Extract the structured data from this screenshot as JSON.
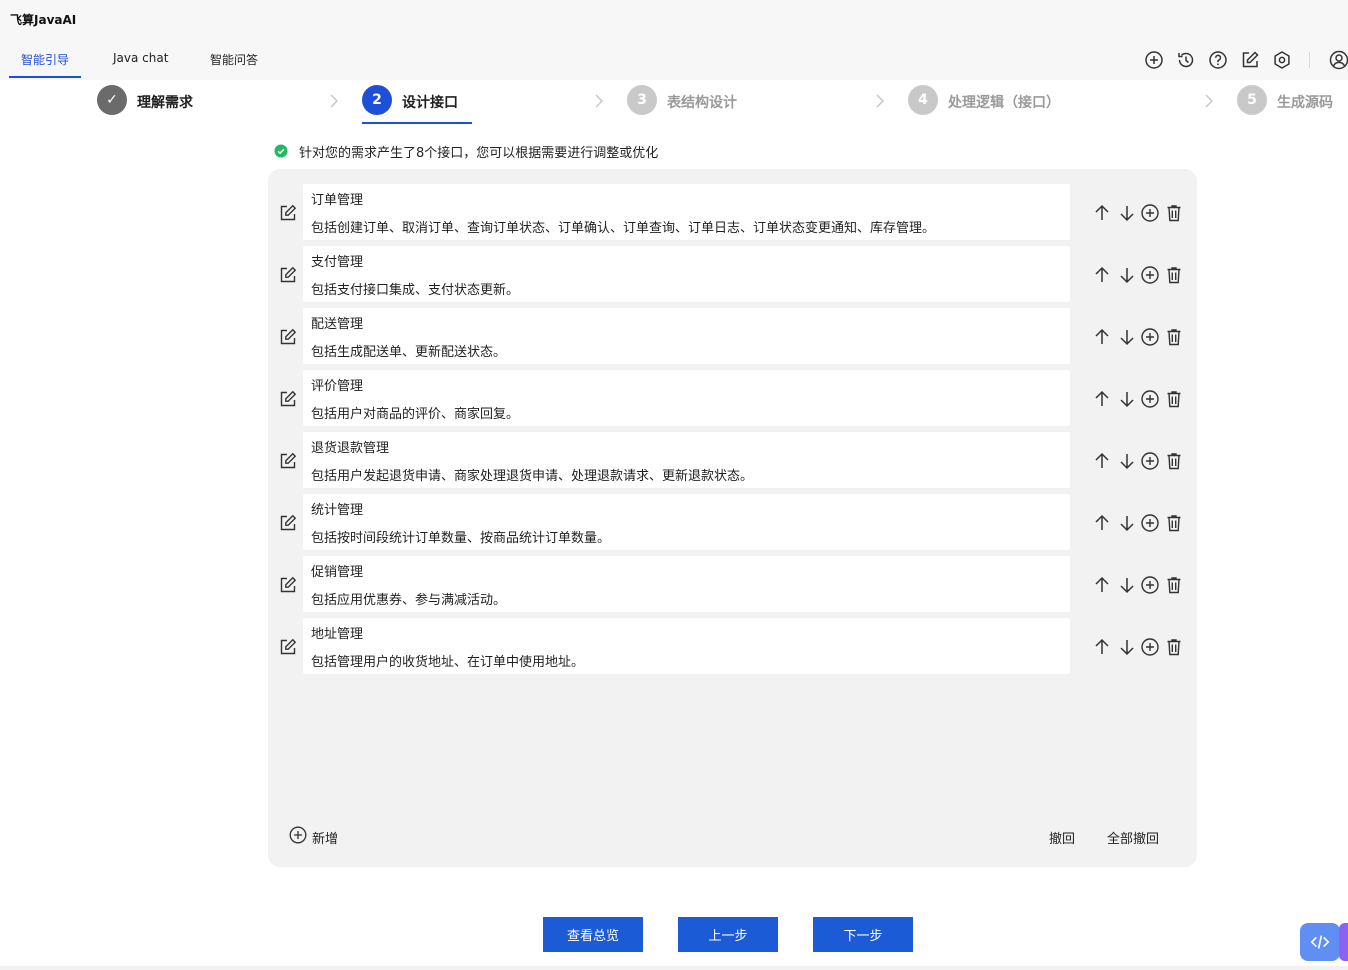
{
  "app": {
    "title": "飞算JavaAI"
  },
  "tabs": [
    {
      "label": "智能引导"
    },
    {
      "label": "Java chat"
    },
    {
      "label": "智能问答"
    }
  ],
  "toolbar_icons": [
    "plus-circle-icon",
    "history-icon",
    "help-icon",
    "edit-icon",
    "settings-icon",
    "user-icon"
  ],
  "steps": [
    {
      "number": "✓",
      "label": "理解需求",
      "state": "done"
    },
    {
      "number": "2",
      "label": "设计接口",
      "state": "active"
    },
    {
      "number": "3",
      "label": "表结构设计",
      "state": "todo"
    },
    {
      "number": "4",
      "label": "处理逻辑（接口）",
      "state": "todo"
    },
    {
      "number": "5",
      "label": "生成源码",
      "state": "todo"
    }
  ],
  "notice": {
    "text": "针对您的需求产生了8个接口，您可以根据需要进行调整或优化",
    "icon": "check-circle-icon",
    "color": "#25b864"
  },
  "interfaces": [
    {
      "title": "订单管理",
      "desc": "包括创建订单、取消订单、查询订单状态、订单确认、订单查询、订单日志、订单状态变更通知、库存管理。"
    },
    {
      "title": "支付管理",
      "desc": "包括支付接口集成、支付状态更新。"
    },
    {
      "title": "配送管理",
      "desc": "包括生成配送单、更新配送状态。"
    },
    {
      "title": "评价管理",
      "desc": "包括用户对商品的评价、商家回复。"
    },
    {
      "title": "退货退款管理",
      "desc": "包括用户发起退货申请、商家处理退货申请、处理退款请求、更新退款状态。"
    },
    {
      "title": "统计管理",
      "desc": "包括按时间段统计订单数量、按商品统计订单数量。"
    },
    {
      "title": "促销管理",
      "desc": "包括应用优惠券、参与满减活动。"
    },
    {
      "title": "地址管理",
      "desc": "包括管理用户的收货地址、在订单中使用地址。"
    }
  ],
  "panel_footer": {
    "add_label": "新增",
    "undo_label": "撤回",
    "undo_all_label": "全部撤回"
  },
  "buttons": {
    "overview": "查看总览",
    "prev": "上一步",
    "next": "下一步"
  },
  "colors": {
    "accent": "#1d4fd8",
    "button": "#1d5ad6",
    "success": "#25b864"
  }
}
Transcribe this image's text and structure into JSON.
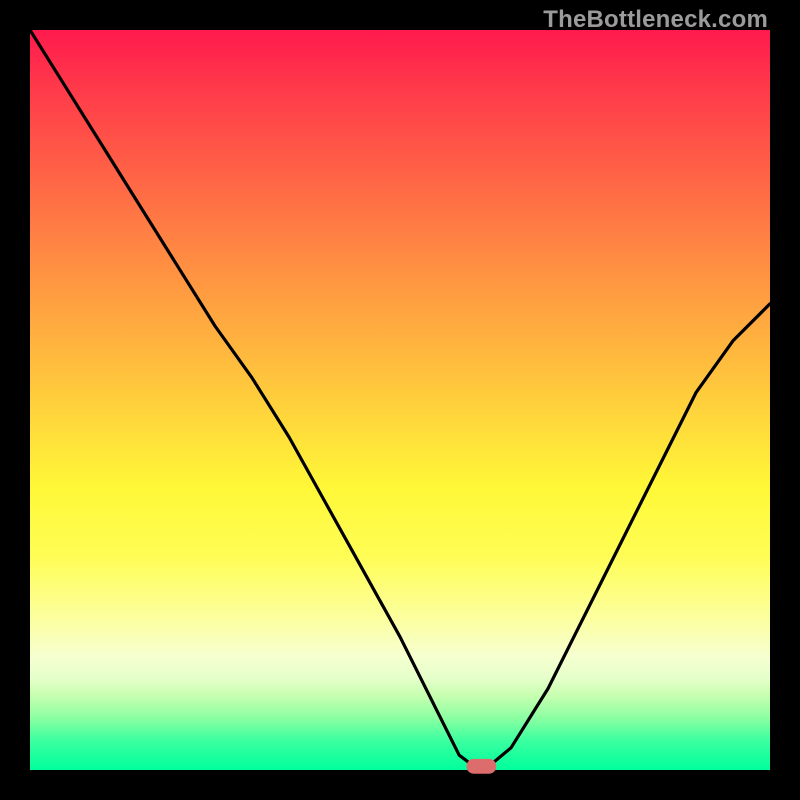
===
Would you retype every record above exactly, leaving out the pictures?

### Output for this task
Extract the structured data from this screenshot as JSON.
{
  "app": {
    "title": "飞算JavaAI"
  },
  "tabs": [
    {
      "label": "智能引导"
    },
    {
      "label": "Java chat"
    },
    {
      "label": "智能问答"
    }
  ],
  "toolbar_icons": [
    "plus-circle-icon",
    "history-icon",
    "help-icon",
    "edit-icon",
    "settings-icon",
    "user-icon"
  ],
  "steps": [
    {
      "number": "✓",
      "label": "理解需求",
      "state": "done"
    },
    {
      "number": "2",
      "label": "设计接口",
      "state": "active"
    },
    {
      "number": "3",
      "label": "表结构设计",
      "state": "todo"
    },
    {
      "number": "4",
      "label": "处理逻辑（接口）",
      "state": "todo"
    },
    {
      "number": "5",
      "label": "生成源码",
      "state": "todo"
    }
  ],
  "notice": {
    "text": "针对您的需求产生了8个接口，您可以根据需要进行调整或优化",
    "icon": "check-circle-icon",
    "color": "#25b864"
  },
  "interfaces": [
    {
      "title": "订单管理",
      "desc": "包括创建订单、取消订单、查询订单状态、订单确认、订单查询、订单日志、订单状态变更通知、库存管理。"
    },
    {
      "title": "支付管理",
      "desc": "包括支付接口集成、支付状态更新。"
    },
    {
      "title": "配送管理",
      "desc": "包括生成配送单、更新配送状态。"
    },
    {
      "title": "评价管理",
      "desc": "包括用户对商品的评价、商家回复。"
    },
    {
      "title": "退货退款管理",
      "desc": "包括用户发起退货申请、商家处理退货申请、处理退款请求、更新退款状态。"
    },
    {
      "title": "统计管理",
      "desc": "包括按时间段统计订单数量、按商品统计订单数量。"
    },
    {
      "title": "促销管理",
      "desc": "包括应用优惠券、参与满减活动。"
    },
    {
      "title": "地址管理",
      "desc": "包括管理用户的收货地址、在订单中使用地址。"
    }
  ],
  "panel_footer": {
    "add_label": "新增",
    "undo_label": "撤回",
    "undo_all_label": "全部撤回"
  },
  "buttons": {
    "overview": "查看总览",
    "prev": "上一步",
    "next": "下一步"
  },
  "colors": {
    "accent": "#1d4fd8",
    "button": "#1d5ad6",
    "success": "#25b864"
  }
}
Transcribe this image's text and structure into JSON.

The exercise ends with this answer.